I’ve said this from the beginning: The NRA’s de mimimis use of Anish Kapoor’s sculpture is fair use. As much as Kapoor–or others, for that matter–may despise the NRA’s appropriation of his artwork for political reasons, U.S. Copyright law does not take into consideration the appropriator’s political ideology when assessing fair use. It’s understandable Kapoor would feel the need to “stand up” to the NRA and their “divisive and hate-filled campaign,” but one cannot help but see this as a symbolic stand that under law has no merit.

The NRA’s use of images of Kapoor’s work is pure political speech, the most protected form of speech under The First Amendment. The use of the artwork is also minimal, and not used and targeted for commercial reasons. In fact, and again, as much as some may oppose it, the NRA’s use of Kapoor’s artwork in their video is to give an overview of what is the United States, to them. We’ll keep an eye on this one.

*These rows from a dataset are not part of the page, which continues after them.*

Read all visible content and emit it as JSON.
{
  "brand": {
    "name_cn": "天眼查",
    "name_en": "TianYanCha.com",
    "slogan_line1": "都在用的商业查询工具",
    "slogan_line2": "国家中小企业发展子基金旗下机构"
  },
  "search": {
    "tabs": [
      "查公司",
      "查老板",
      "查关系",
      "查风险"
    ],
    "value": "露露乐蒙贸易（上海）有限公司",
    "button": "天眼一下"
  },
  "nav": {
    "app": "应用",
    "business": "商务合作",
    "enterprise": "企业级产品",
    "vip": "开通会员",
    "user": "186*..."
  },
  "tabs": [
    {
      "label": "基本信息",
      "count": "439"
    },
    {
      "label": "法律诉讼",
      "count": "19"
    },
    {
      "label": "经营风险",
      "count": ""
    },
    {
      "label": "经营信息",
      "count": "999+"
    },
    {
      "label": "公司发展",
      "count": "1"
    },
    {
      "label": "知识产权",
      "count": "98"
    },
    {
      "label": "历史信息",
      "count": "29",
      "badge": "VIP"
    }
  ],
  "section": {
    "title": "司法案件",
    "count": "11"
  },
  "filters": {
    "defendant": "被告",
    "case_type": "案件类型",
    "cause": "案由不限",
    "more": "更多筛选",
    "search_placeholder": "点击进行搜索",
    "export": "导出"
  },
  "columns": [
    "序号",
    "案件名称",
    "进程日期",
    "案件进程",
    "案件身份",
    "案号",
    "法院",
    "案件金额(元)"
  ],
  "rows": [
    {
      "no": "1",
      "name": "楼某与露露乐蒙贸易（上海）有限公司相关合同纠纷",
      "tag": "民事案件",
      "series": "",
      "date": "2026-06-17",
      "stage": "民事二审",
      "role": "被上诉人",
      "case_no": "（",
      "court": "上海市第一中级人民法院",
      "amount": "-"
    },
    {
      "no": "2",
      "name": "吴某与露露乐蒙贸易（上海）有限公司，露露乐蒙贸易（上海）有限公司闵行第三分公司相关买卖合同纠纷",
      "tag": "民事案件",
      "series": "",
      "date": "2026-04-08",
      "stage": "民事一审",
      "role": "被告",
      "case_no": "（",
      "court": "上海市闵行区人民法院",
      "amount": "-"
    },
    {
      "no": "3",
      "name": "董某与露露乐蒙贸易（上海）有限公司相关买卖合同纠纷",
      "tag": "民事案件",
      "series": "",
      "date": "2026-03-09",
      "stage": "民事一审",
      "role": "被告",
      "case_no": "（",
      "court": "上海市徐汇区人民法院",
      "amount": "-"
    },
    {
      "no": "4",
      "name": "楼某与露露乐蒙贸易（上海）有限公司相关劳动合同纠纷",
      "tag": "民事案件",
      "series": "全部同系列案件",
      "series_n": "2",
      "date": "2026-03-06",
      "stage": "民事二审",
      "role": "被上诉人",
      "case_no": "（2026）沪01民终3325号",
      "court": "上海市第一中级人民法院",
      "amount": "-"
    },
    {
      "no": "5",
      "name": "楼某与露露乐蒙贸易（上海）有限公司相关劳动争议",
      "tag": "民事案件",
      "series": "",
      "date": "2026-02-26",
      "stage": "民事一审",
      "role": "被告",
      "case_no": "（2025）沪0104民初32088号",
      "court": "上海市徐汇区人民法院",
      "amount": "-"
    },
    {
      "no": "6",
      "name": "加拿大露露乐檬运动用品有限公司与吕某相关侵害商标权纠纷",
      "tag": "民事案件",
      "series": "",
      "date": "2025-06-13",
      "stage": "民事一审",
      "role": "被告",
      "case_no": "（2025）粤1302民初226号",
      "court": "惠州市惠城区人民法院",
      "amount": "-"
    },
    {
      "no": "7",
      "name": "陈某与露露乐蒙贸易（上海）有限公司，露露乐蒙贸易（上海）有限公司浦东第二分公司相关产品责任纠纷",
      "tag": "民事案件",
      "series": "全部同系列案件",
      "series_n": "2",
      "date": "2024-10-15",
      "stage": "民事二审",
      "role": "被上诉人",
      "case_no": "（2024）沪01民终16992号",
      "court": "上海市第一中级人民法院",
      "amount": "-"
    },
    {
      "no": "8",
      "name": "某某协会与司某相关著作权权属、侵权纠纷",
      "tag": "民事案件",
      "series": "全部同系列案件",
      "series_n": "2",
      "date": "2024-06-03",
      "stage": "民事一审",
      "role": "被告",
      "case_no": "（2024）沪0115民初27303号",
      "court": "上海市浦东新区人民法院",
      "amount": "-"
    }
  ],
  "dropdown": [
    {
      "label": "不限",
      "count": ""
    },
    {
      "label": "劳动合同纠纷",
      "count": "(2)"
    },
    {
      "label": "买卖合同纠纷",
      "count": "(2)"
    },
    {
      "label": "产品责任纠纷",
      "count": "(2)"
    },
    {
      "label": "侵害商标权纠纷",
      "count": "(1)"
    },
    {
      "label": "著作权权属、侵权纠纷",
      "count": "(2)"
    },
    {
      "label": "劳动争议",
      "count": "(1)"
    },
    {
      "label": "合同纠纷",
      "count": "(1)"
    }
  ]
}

I haven’t read the complaint (19154585-0–19332) yet, so more thoughts on that later.